Task statement: Please print each of the entries below exactly.

[Stored entries]
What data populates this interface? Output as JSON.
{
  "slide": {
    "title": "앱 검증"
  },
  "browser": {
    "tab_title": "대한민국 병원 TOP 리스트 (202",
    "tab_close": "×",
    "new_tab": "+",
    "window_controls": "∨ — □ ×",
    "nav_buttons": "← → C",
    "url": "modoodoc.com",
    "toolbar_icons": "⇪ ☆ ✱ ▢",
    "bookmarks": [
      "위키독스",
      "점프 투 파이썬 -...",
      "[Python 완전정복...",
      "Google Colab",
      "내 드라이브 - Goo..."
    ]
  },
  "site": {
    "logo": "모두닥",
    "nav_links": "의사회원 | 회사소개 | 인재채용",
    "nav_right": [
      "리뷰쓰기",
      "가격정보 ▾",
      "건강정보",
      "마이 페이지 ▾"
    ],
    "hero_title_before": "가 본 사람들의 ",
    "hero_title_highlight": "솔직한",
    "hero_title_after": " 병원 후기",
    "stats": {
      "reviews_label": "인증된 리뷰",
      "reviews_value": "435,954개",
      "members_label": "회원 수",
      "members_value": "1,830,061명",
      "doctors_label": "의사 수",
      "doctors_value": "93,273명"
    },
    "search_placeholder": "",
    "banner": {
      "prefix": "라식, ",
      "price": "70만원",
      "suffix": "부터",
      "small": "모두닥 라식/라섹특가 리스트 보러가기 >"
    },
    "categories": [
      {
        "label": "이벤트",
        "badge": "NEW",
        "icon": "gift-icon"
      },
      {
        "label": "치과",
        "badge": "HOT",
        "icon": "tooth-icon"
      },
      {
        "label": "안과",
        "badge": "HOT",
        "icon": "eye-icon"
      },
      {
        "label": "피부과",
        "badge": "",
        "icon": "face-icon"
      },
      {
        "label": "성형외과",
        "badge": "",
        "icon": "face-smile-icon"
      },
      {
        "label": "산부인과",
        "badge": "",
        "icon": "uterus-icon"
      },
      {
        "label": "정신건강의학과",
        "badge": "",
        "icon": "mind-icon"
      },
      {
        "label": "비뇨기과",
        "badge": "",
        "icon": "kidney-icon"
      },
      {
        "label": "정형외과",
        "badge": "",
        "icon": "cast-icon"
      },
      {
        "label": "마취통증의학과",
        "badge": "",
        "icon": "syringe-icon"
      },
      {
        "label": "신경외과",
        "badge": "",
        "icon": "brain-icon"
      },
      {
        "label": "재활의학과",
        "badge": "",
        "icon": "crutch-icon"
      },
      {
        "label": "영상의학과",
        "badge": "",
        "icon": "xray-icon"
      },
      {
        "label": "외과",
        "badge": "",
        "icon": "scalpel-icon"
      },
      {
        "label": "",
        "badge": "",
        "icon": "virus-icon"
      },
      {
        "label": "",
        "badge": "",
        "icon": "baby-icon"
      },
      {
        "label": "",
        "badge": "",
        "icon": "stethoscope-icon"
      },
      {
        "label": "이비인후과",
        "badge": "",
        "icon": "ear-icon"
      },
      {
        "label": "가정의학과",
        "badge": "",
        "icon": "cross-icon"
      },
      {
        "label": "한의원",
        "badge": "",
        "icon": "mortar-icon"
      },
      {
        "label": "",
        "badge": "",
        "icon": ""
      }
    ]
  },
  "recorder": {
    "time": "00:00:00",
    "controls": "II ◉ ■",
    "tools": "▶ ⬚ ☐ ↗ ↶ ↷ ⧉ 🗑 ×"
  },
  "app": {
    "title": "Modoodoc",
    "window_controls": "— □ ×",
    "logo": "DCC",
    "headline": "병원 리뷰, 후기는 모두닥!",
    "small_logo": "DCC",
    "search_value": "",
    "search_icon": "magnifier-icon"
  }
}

Written reply:
What data populates this interface? Output as JSON.
{
  "slide": {
    "title": "앱 검증"
  },
  "browser": {
    "tab_title": "대한민국 병원 TOP 리스트 (202",
    "tab_close": "×",
    "new_tab": "+",
    "window_controls": "∨ — □ ×",
    "nav_buttons": "← → C",
    "url": "modoodoc.com",
    "toolbar_icons": "⇪ ☆ ✱ ▢",
    "bookmarks": [
      "위키독스",
      "점프 투 파이썬 -...",
      "[Python 완전정복...",
      "Google Colab",
      "내 드라이브 - Goo..."
    ]
  },
  "site": {
    "logo": "모두닥",
    "nav_links": "의사회원 | 회사소개 | 인재채용",
    "nav_right": [
      "리뷰쓰기",
      "가격정보 ▾",
      "건강정보",
      "마이 페이지 ▾"
    ],
    "hero_title_before": "가 본 사람들의 ",
    "hero_title_highlight": "솔직한",
    "hero_title_after": " 병원 후기",
    "stats": {
      "reviews_label": "인증된 리뷰",
      "reviews_value": "435,954개",
      "members_label": "회원 수",
      "members_value": "1,830,061명",
      "doctors_label": "의사 수",
      "doctors_value": "93,273명"
    },
    "search_placeholder": "",
    "banner": {
      "prefix": "라식, ",
      "price": "70만원",
      "suffix": "부터",
      "small": "모두닥 라식/라섹특가 리스트 보러가기 >"
    },
    "categories": [
      {
        "label": "이벤트",
        "badge": "NEW",
        "icon": "gift-icon"
      },
      {
        "label": "치과",
        "badge": "HOT",
        "icon": "tooth-icon"
      },
      {
        "label": "안과",
        "badge": "HOT",
        "icon": "eye-icon"
      },
      {
        "label": "피부과",
        "badge": "",
        "icon": "face-icon"
      },
      {
        "label": "성형외과",
        "badge": "",
        "icon": "face-smile-icon"
      },
      {
        "label": "산부인과",
        "badge": "",
        "icon": "uterus-icon"
      },
      {
        "label": "정신건강의학과",
        "badge": "",
        "icon": "mind-icon"
      },
      {
        "label": "비뇨기과",
        "badge": "",
        "icon": "kidney-icon"
      },
      {
        "label": "정형외과",
        "badge": "",
        "icon": "cast-icon"
      },
      {
        "label": "마취통증의학과",
        "badge": "",
        "icon": "syringe-icon"
      },
      {
        "label": "신경외과",
        "badge": "",
        "icon": "brain-icon"
      },
      {
        "label": "재활의학과",
        "badge": "",
        "icon": "crutch-icon"
      },
      {
        "label": "영상의학과",
        "badge": "",
        "icon": "xray-icon"
      },
      {
        "label": "외과",
        "badge": "",
        "icon": "scalpel-icon"
      },
      {
        "label": "",
        "badge": "",
        "icon": "virus-icon"
      },
      {
        "label": "",
        "badge": "",
        "icon": "baby-icon"
      },
      {
        "label": "",
        "badge": "",
        "icon": "stethoscope-icon"
      },
      {
        "label": "이비인후과",
        "badge": "",
        "icon": "ear-icon"
      },
      {
        "label": "가정의학과",
        "badge": "",
        "icon": "cross-icon"
      },
      {
        "label": "한의원",
        "badge": "",
        "icon": "mortar-icon"
      },
      {
        "label": "",
        "badge": "",
        "icon": ""
      }
    ]
  },
  "recorder": {
    "time": "00:00:00",
    "controls": "II ◉ ■",
    "tools": "▶ ⬚ ☐ ↗ ↶ ↷ ⧉ 🗑 ×"
  },
  "app": {
    "title": "Modoodoc",
    "window_controls": "— □ ×",
    "logo": "DCC",
    "headline": "병원 리뷰, 후기는 모두닥!",
    "small_logo": "DCC",
    "search_value": "",
    "search_icon": "magnifier-icon"
  }
}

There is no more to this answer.